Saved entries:
☆ ☆ ☆ ☆ ☆ ☆ ☆

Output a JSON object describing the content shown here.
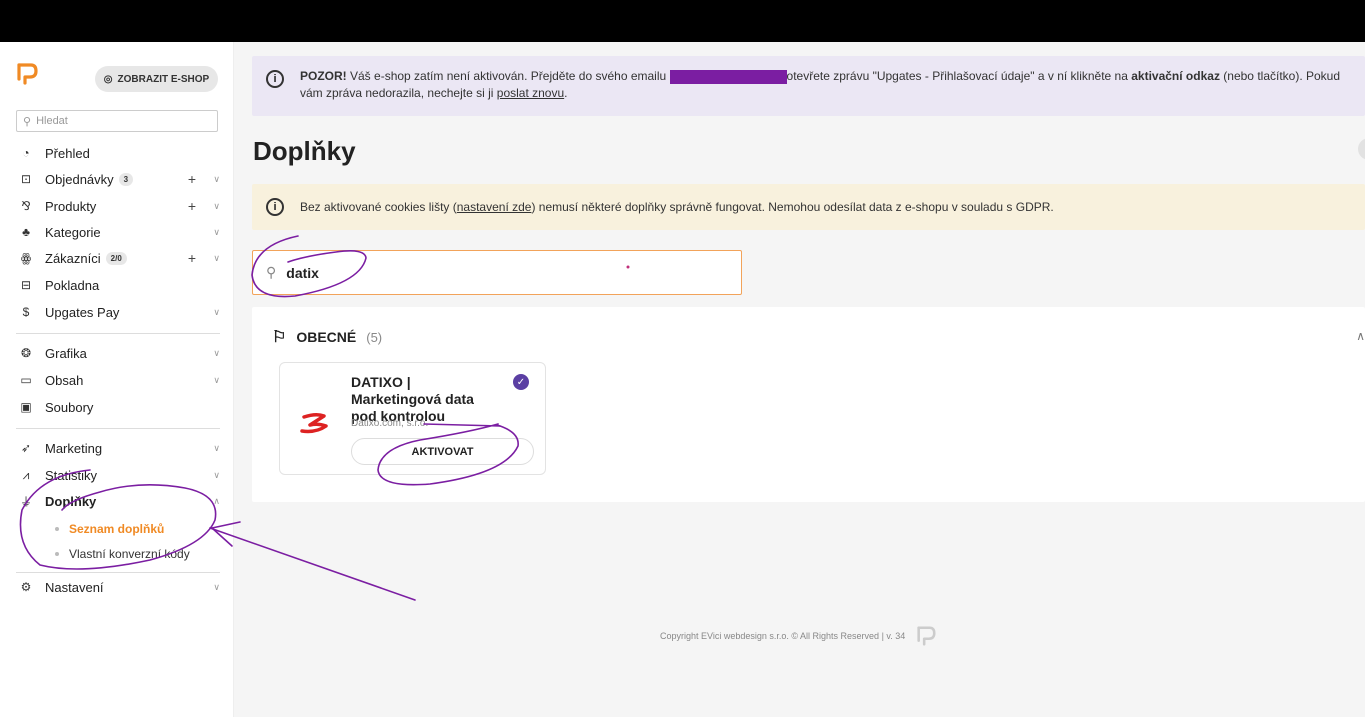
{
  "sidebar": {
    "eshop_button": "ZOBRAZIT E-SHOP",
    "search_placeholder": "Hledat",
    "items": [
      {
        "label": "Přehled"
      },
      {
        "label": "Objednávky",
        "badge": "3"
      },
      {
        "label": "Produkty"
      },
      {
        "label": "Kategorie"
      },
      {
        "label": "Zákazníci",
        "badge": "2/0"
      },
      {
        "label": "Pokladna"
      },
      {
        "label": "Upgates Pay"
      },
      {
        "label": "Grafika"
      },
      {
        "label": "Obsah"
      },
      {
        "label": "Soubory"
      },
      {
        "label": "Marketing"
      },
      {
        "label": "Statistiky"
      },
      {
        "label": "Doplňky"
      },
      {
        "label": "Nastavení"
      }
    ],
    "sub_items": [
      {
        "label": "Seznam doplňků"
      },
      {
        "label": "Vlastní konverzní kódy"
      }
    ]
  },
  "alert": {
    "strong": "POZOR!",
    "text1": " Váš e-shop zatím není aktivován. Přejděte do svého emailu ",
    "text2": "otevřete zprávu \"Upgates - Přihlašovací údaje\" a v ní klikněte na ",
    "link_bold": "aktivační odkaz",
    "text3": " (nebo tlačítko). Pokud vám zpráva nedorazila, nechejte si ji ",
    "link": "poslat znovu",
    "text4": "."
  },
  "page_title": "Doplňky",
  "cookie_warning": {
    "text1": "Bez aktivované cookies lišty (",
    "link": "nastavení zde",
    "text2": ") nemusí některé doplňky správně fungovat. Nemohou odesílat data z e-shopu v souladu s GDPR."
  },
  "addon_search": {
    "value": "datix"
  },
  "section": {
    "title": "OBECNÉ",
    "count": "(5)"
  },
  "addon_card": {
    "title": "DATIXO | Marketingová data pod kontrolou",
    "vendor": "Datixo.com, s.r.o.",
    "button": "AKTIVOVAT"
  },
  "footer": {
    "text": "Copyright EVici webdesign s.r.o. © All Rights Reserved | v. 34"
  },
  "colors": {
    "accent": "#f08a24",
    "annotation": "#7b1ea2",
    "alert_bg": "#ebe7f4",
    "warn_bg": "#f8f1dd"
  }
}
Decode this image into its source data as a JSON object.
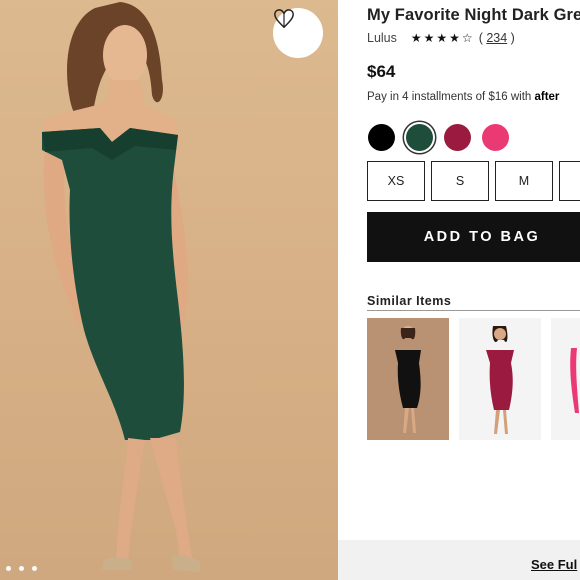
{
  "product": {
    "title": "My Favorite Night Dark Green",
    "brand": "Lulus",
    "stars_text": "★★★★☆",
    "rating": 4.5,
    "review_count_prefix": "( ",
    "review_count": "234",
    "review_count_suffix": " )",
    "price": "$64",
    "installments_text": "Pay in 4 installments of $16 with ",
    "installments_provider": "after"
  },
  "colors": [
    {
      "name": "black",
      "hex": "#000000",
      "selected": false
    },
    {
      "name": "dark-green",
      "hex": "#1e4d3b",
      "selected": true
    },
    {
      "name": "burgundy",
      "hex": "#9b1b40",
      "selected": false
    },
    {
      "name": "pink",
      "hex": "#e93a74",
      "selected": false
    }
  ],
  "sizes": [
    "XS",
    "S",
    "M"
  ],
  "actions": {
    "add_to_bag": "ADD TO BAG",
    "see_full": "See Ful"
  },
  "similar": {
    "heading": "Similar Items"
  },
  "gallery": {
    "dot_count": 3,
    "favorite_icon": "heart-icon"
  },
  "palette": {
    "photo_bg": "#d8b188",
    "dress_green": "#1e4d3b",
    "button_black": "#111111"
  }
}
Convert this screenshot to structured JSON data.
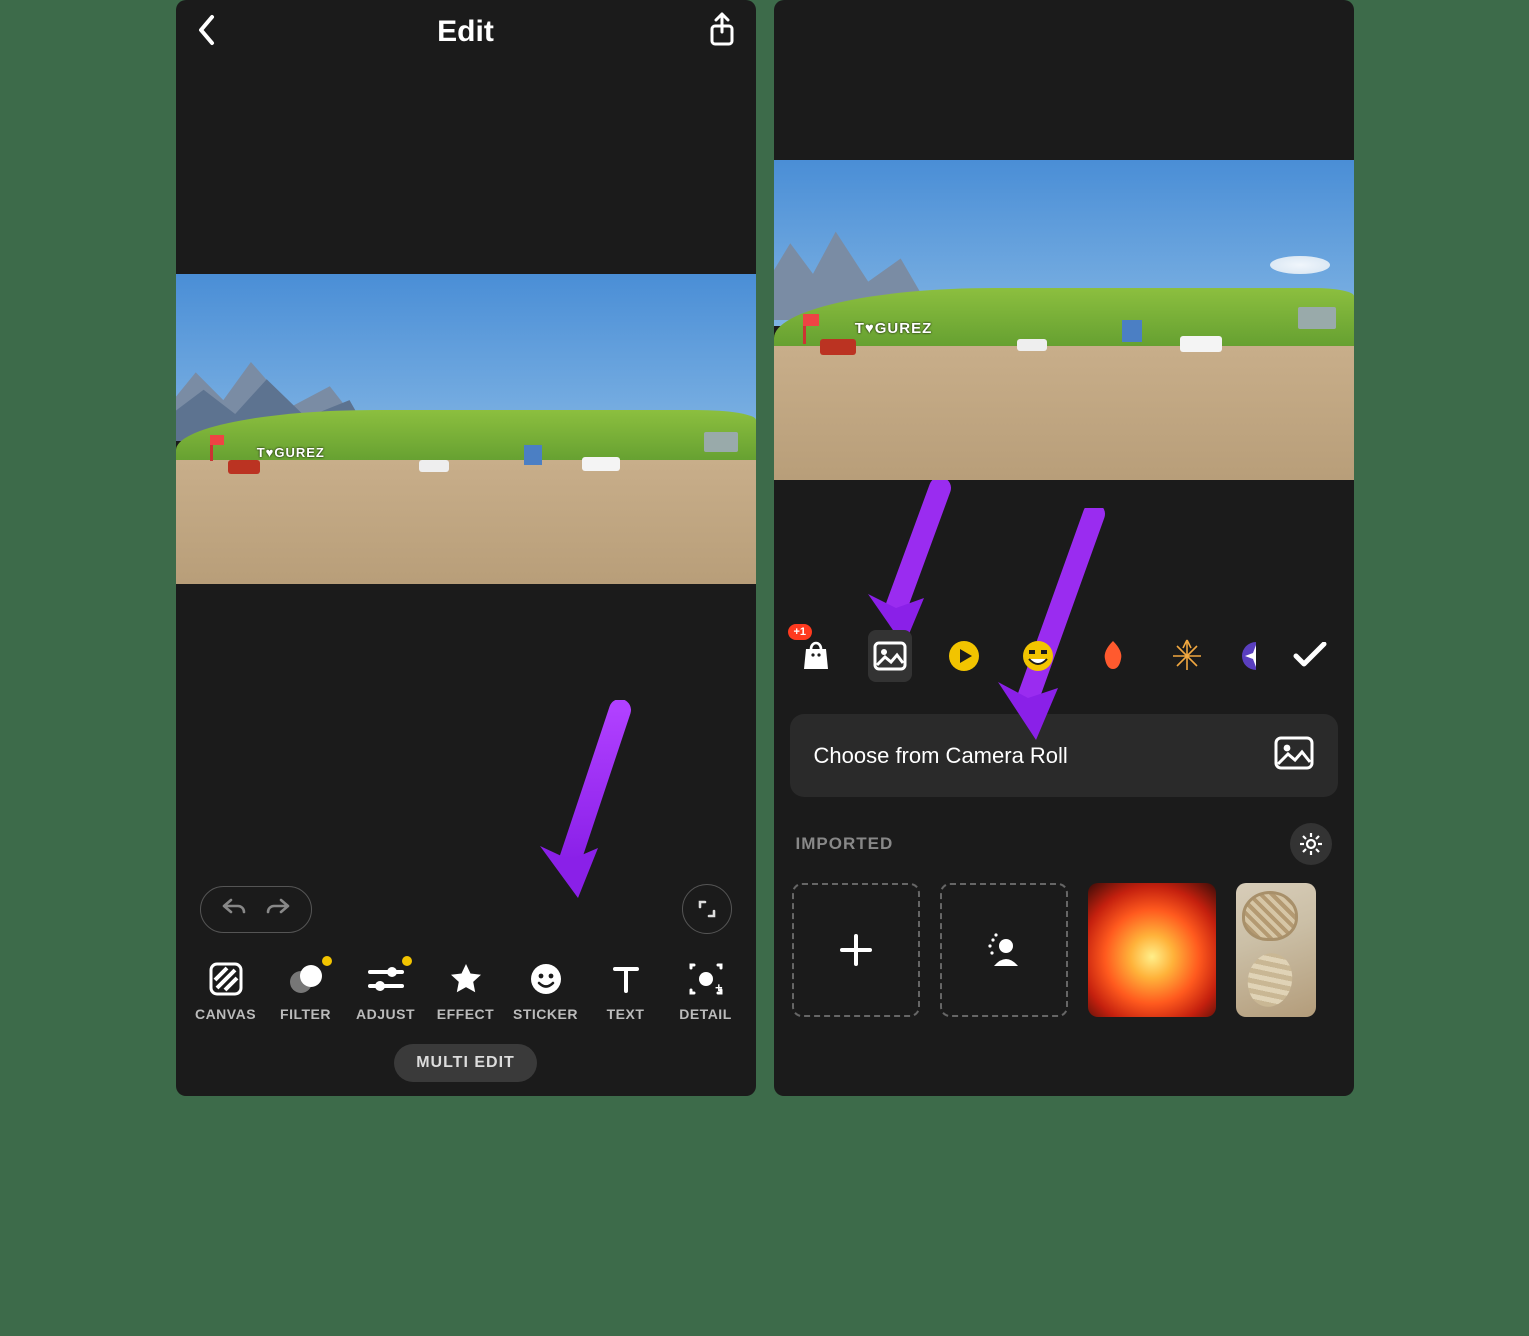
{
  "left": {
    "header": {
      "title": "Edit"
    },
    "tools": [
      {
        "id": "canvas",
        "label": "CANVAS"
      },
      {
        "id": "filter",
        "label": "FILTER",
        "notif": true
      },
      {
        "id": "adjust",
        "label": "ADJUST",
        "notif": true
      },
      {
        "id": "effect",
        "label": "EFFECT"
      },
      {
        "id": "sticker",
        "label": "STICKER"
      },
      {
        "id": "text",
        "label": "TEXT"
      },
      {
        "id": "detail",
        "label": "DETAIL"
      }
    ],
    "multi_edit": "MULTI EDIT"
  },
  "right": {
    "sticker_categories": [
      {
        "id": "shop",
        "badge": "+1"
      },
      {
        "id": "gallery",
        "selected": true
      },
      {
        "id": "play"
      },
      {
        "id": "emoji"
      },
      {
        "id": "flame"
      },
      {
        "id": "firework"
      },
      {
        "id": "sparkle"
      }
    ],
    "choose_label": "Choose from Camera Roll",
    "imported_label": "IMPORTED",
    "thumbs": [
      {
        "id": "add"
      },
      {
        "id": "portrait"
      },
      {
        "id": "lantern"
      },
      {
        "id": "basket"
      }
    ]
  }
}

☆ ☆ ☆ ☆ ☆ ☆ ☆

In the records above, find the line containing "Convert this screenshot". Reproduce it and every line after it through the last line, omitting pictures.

Convert this screenshot to structured JSON data.
{
  "left": {
    "header": {
      "title": "Edit"
    },
    "tools": [
      {
        "id": "canvas",
        "label": "CANVAS"
      },
      {
        "id": "filter",
        "label": "FILTER",
        "notif": true
      },
      {
        "id": "adjust",
        "label": "ADJUST",
        "notif": true
      },
      {
        "id": "effect",
        "label": "EFFECT"
      },
      {
        "id": "sticker",
        "label": "STICKER"
      },
      {
        "id": "text",
        "label": "TEXT"
      },
      {
        "id": "detail",
        "label": "DETAIL"
      }
    ],
    "multi_edit": "MULTI EDIT"
  },
  "right": {
    "sticker_categories": [
      {
        "id": "shop",
        "badge": "+1"
      },
      {
        "id": "gallery",
        "selected": true
      },
      {
        "id": "play"
      },
      {
        "id": "emoji"
      },
      {
        "id": "flame"
      },
      {
        "id": "firework"
      },
      {
        "id": "sparkle"
      }
    ],
    "choose_label": "Choose from Camera Roll",
    "imported_label": "IMPORTED",
    "thumbs": [
      {
        "id": "add"
      },
      {
        "id": "portrait"
      },
      {
        "id": "lantern"
      },
      {
        "id": "basket"
      }
    ]
  }
}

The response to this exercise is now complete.